by Matthew F. Jones
Poacher John Moon is trying to bag a buck at the start of this taut novel when, with one blast from his 12-gauge shotgun, his whole world is shattered. Instead of the deer, he kills a 16-year-old girl. And not just any teen, but a runaway whose possessions include a strongbox with more money than he’s seen in his entire hardscrabble existence.
The stunned Moon hides his victim’s body and makes off with the stash—which he hopes will somehow help win back his wife, Moira, who recently split with their infant son. Instead it sets in motion a backwoods drama that is part Crime and Punishment, part Deliverance and all white-knuckled suspense.

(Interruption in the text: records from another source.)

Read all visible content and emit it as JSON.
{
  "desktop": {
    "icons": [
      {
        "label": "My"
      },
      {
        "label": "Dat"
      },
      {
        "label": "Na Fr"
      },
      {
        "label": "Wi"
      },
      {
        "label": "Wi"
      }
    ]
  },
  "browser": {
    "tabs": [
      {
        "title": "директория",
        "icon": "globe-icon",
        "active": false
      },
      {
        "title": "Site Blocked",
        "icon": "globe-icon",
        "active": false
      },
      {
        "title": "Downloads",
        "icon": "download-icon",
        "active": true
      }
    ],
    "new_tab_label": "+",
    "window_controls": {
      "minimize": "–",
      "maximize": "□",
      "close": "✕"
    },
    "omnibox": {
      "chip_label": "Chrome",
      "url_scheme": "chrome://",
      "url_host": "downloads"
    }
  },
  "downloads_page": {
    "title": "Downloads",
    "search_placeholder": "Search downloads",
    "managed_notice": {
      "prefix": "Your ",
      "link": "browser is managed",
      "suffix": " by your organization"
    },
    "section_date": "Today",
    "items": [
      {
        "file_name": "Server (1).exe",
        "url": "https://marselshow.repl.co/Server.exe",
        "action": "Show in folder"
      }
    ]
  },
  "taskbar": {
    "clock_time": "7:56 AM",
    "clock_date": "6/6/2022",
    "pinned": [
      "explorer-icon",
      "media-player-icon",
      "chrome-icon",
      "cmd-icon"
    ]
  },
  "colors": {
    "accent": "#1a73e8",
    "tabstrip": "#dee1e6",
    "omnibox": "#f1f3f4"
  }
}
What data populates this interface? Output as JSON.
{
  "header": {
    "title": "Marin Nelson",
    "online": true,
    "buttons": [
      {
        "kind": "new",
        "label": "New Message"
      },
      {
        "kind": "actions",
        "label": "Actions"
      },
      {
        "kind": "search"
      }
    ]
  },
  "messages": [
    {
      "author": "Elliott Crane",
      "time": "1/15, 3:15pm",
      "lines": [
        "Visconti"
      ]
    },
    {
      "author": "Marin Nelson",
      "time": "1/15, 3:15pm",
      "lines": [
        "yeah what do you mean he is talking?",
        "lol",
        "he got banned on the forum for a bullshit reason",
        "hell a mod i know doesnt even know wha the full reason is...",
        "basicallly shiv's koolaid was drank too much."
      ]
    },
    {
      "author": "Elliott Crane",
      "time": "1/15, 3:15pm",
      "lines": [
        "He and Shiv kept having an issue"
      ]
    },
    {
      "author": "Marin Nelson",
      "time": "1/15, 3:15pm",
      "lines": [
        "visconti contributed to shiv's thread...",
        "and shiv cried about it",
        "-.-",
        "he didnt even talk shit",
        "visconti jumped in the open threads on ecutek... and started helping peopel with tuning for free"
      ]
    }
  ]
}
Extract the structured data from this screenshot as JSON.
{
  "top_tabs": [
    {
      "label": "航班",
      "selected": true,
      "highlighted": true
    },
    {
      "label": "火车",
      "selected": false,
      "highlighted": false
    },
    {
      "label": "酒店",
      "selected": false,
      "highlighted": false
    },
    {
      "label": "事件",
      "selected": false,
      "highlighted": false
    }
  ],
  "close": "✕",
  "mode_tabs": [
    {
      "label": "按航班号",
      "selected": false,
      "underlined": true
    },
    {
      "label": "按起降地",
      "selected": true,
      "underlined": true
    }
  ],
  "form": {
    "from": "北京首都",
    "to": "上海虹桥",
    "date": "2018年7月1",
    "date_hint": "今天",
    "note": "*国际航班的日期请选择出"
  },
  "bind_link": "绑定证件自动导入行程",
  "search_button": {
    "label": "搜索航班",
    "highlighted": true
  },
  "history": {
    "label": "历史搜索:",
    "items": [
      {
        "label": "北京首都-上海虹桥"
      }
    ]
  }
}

Make no mistake, this third outing by the Charlottesville, Va., writer, whose previous work, Cotter Farm, also veered into the gothic, isn’t the sanitized, cartoon action of so many thrillers. Shot is dripping with the ripe smells of sweat, fear and death. Like a slug of moonshine, it may not go down easy—but it packs a helluva punch. (Farrar, Straus and Giroux, $22)